### Problem details
A single figure is the whole answer: the number of lines in the records that contain "Path".

### Information given
-=-=-=-=-

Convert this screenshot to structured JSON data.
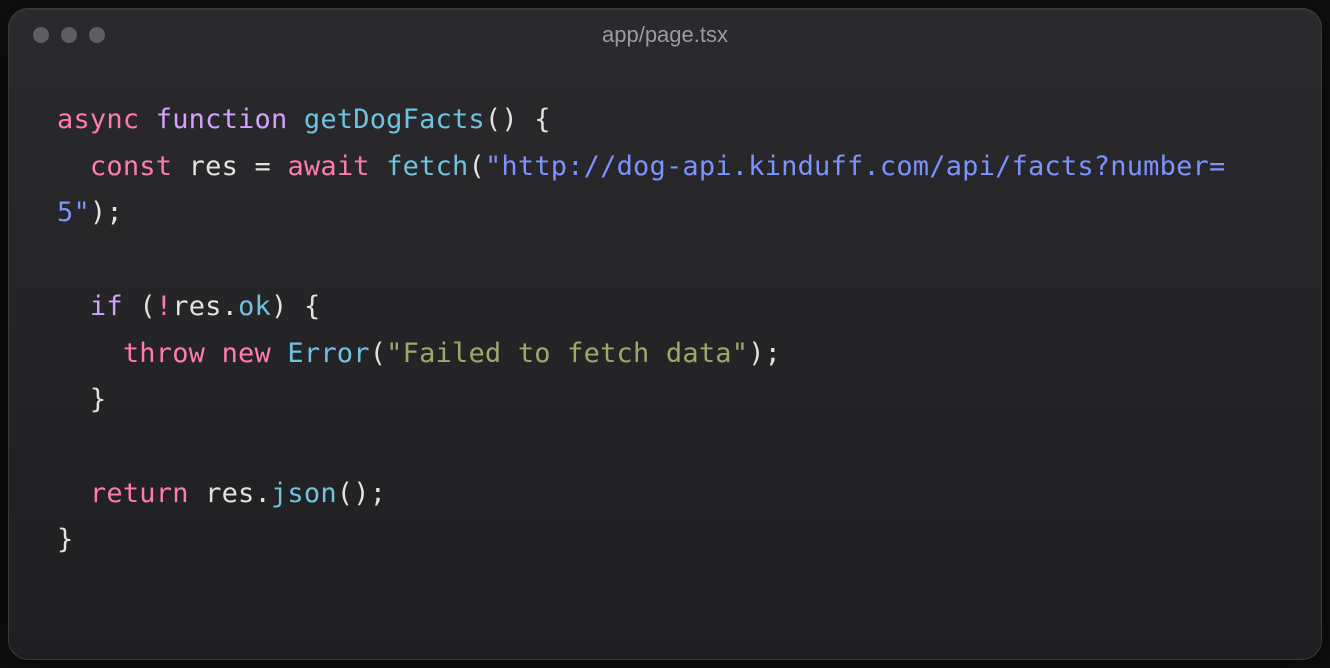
{
  "titlebar": {
    "filename": "app/page.tsx"
  },
  "tokens": {
    "async": "async",
    "function": "function",
    "getDogFacts": "getDogFacts",
    "lparen": "(",
    "rparen": ")",
    "lbrace": "{",
    "rbrace": "}",
    "const": "const",
    "res": "res",
    "eq": "=",
    "await": "await",
    "fetch": "fetch",
    "url": "\"http://dog-api.kinduff.com/api/facts?number=5\"",
    "semi": ";",
    "if": "if",
    "bang": "!",
    "ok": "ok",
    "dot": ".",
    "throw": "throw",
    "new": "new",
    "Error": "Error",
    "errmsg": "\"Failed to fetch data\"",
    "return": "return",
    "json": "json"
  }
}
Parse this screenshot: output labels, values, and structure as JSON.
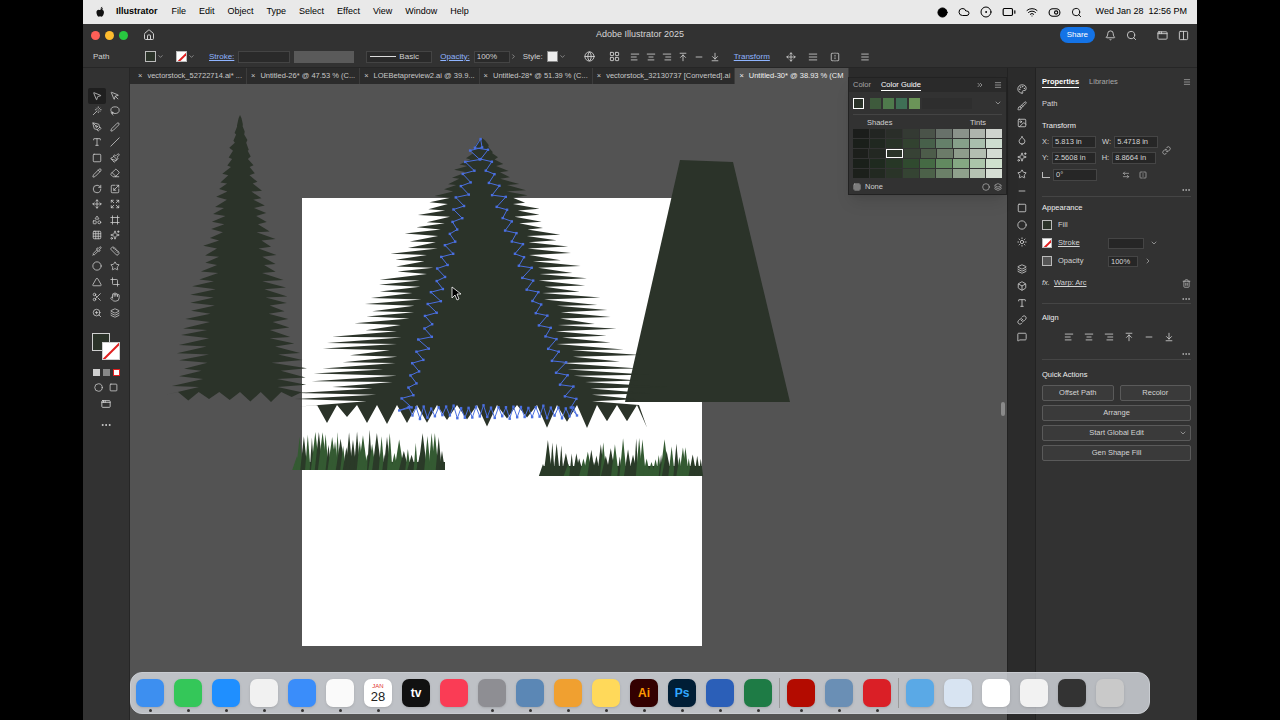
{
  "menu_bar": {
    "app": "Illustrator",
    "items": [
      "File",
      "Edit",
      "Object",
      "Type",
      "Select",
      "Effect",
      "View",
      "Window",
      "Help"
    ],
    "clock": "Wed Jan 28  12:56 PM"
  },
  "window": {
    "title": "Adobe Illustrator 2025",
    "share": "Share"
  },
  "control_bar": {
    "selection": "Path",
    "fill_color": "#2b3329",
    "stroke_label": "Stroke:",
    "profile": "Basic",
    "opacity_label": "Opacity:",
    "opacity": "100%",
    "style_label": "Style:",
    "transform": "Transform"
  },
  "tab_close": "×",
  "tabs": [
    {
      "label": "vectorstock_52722714.ai* ...",
      "selected": false
    },
    {
      "label": "Untitled-26* @ 47.53 % (C...",
      "selected": false
    },
    {
      "label": "LOEBetapreview2.ai @ 39.9...",
      "selected": false
    },
    {
      "label": "Untitled-28* @ 51.39 % (C...",
      "selected": false
    },
    {
      "label": "vectorstock_32130737 [Converted].ai",
      "selected": false
    },
    {
      "label": "Untitled-30* @ 38.93 % (CM",
      "selected": true
    }
  ],
  "color_guide": {
    "tabs": [
      {
        "label": "Color",
        "selected": false
      },
      {
        "label": "Color Guide",
        "selected": true
      }
    ],
    "harmony": [
      {
        "color": "#2b3329",
        "selected": true
      },
      {
        "color": "#3e5a3c",
        "selected": false
      },
      {
        "color": "#4f7a4c",
        "selected": false
      },
      {
        "color": "#3f6f55",
        "selected": false
      },
      {
        "color": "#6b9458",
        "selected": false
      }
    ],
    "shades": "Shades",
    "tints": "Tints",
    "none": "None",
    "grid": [
      [
        {
          "color": "#1b1d1b",
          "selected": false
        },
        {
          "color": "#222522",
          "selected": false
        },
        {
          "color": "#2a2e29",
          "selected": false
        },
        {
          "color": "#343a33",
          "selected": false
        },
        {
          "color": "#4a5349",
          "selected": false
        },
        {
          "color": "#68716a",
          "selected": false
        },
        {
          "color": "#8a928a",
          "selected": false
        },
        {
          "color": "#aeb4ad",
          "selected": false
        },
        {
          "color": "#cfd3ce",
          "selected": false
        }
      ],
      [
        {
          "color": "#1a1f1a",
          "selected": false
        },
        {
          "color": "#202820",
          "selected": false
        },
        {
          "color": "#283327",
          "selected": false
        },
        {
          "color": "#324230",
          "selected": false
        },
        {
          "color": "#47604a",
          "selected": false
        },
        {
          "color": "#65806a",
          "selected": false
        },
        {
          "color": "#86a08a",
          "selected": false
        },
        {
          "color": "#a9bfad",
          "selected": false
        },
        {
          "color": "#cddccf",
          "selected": false
        }
      ],
      [
        {
          "color": "#1c1f1b",
          "selected": false
        },
        {
          "color": "#232822",
          "selected": false
        },
        {
          "color": "#2b3329",
          "selected": true
        },
        {
          "color": "#374235",
          "selected": false
        },
        {
          "color": "#4d5c4a",
          "selected": false
        },
        {
          "color": "#6c7b69",
          "selected": false
        },
        {
          "color": "#8f9d8c",
          "selected": false
        },
        {
          "color": "#b3beb1",
          "selected": false
        },
        {
          "color": "#d4dbd3",
          "selected": false
        }
      ],
      [
        {
          "color": "#1a201a",
          "selected": false
        },
        {
          "color": "#1f2a1f",
          "selected": false
        },
        {
          "color": "#273726",
          "selected": false
        },
        {
          "color": "#304a2f",
          "selected": false
        },
        {
          "color": "#456a44",
          "selected": false
        },
        {
          "color": "#628a60",
          "selected": false
        },
        {
          "color": "#85a883",
          "selected": false
        },
        {
          "color": "#abc5a9",
          "selected": false
        },
        {
          "color": "#cfe0cd",
          "selected": false
        }
      ],
      [
        {
          "color": "#1c201b",
          "selected": false
        },
        {
          "color": "#222921",
          "selected": false
        },
        {
          "color": "#2a3428",
          "selected": false
        },
        {
          "color": "#354433",
          "selected": false
        },
        {
          "color": "#4c6149",
          "selected": false
        },
        {
          "color": "#6b8068",
          "selected": false
        },
        {
          "color": "#8fa18c",
          "selected": false
        },
        {
          "color": "#b5c2b2",
          "selected": false
        },
        {
          "color": "#d6ded4",
          "selected": false
        }
      ]
    ]
  },
  "properties": {
    "tabs": [
      {
        "label": "Properties",
        "selected": true
      },
      {
        "label": "Libraries",
        "selected": false
      }
    ],
    "object": "Path",
    "transform": {
      "title": "Transform",
      "fields": [
        {
          "label": "X:",
          "value": "5.813 in"
        },
        {
          "label": "W:",
          "value": "5.4718 in"
        },
        {
          "label": "Y:",
          "value": "2.5608 in"
        },
        {
          "label": "H:",
          "value": "8.8664 in"
        }
      ],
      "angle": "0°"
    },
    "appearance": {
      "title": "Appearance",
      "fill": "Fill",
      "stroke": "Stroke",
      "opacity_label": "Opacity",
      "opacity": "100%",
      "effect_prefix": "fx.",
      "effect": "Warp: Arc"
    },
    "align": {
      "title": "Align"
    },
    "quick_actions": {
      "title": "Quick Actions",
      "buttons": [
        "Offset Path",
        "Recolor",
        "Arrange",
        "Start Global Edit",
        "Gen Shape Fill"
      ]
    }
  },
  "dock": [
    {
      "kind": "app",
      "color": "#3d8ff0",
      "label": "",
      "text_color": "#ffffff",
      "running": true
    },
    {
      "kind": "app",
      "color": "#34c759",
      "label": "",
      "text_color": "#ffffff",
      "running": true
    },
    {
      "kind": "app",
      "color": "#1f8fff",
      "label": "",
      "text_color": "#ffffff",
      "running": true
    },
    {
      "kind": "app",
      "color": "#f1f1f1",
      "label": "",
      "text_color": "#000000",
      "running": true
    },
    {
      "kind": "app",
      "color": "#3a8dfa",
      "label": "",
      "text_color": "#ffffff",
      "running": true
    },
    {
      "kind": "app",
      "color": "#fafafa",
      "label": "",
      "text_color": "#000000",
      "running": true
    },
    {
      "kind": "calendar",
      "color": "#ffffff",
      "label": "28",
      "month": "JAN",
      "text_color": "#222222",
      "running": true
    },
    {
      "kind": "app",
      "color": "#111111",
      "label": "tv",
      "text_color": "#ffffff",
      "running": false
    },
    {
      "kind": "app",
      "color": "#fa3c55",
      "label": "",
      "text_color": "#ffffff",
      "running": false
    },
    {
      "kind": "app",
      "color": "#8e8e93",
      "label": "",
      "text_color": "#ffffff",
      "running": true
    },
    {
      "kind": "app",
      "color": "#5b87b5",
      "label": "",
      "text_color": "#ffffff",
      "running": true
    },
    {
      "kind": "app",
      "color": "#f0a030",
      "label": "",
      "text_color": "#ffffff",
      "running": true
    },
    {
      "kind": "app",
      "color": "#ffd95a",
      "label": "",
      "text_color": "#000000",
      "running": true
    },
    {
      "kind": "app",
      "color": "#330000",
      "label": "Ai",
      "text_color": "#ff9a00",
      "running": true
    },
    {
      "kind": "app",
      "color": "#001e36",
      "label": "Ps",
      "text_color": "#31a8ff",
      "running": true
    },
    {
      "kind": "app",
      "color": "#2b5fb8",
      "label": "",
      "text_color": "#ffffff",
      "running": true
    },
    {
      "kind": "app",
      "color": "#1e7b45",
      "label": "",
      "text_color": "#ffffff",
      "running": true
    },
    {
      "kind": "separator"
    },
    {
      "kind": "app",
      "color": "#b30b00",
      "label": "",
      "text_color": "#ffffff",
      "running": true
    },
    {
      "kind": "app",
      "color": "#6a8fb5",
      "label": "",
      "text_color": "#ffffff",
      "running": true
    },
    {
      "kind": "app",
      "color": "#da1f26",
      "label": "",
      "text_color": "#ffffff",
      "running": true
    },
    {
      "kind": "separator"
    },
    {
      "kind": "app",
      "color": "#5aa9e6",
      "label": "",
      "text_color": "#ffffff",
      "running": false
    },
    {
      "kind": "app",
      "color": "#d8e4f2",
      "label": "",
      "text_color": "#000000",
      "running": false
    },
    {
      "kind": "app",
      "color": "#ffffff",
      "label": "",
      "text_color": "#000000",
      "running": false
    },
    {
      "kind": "app",
      "color": "#f2f2f2",
      "label": "",
      "text_color": "#000000",
      "running": false
    },
    {
      "kind": "app",
      "color": "#333333",
      "label": "",
      "text_color": "#ffffff",
      "running": false
    },
    {
      "kind": "app",
      "color": "#c9c9c9",
      "label": "",
      "text_color": "#000000",
      "running": false
    }
  ]
}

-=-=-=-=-

### Exercise solution
3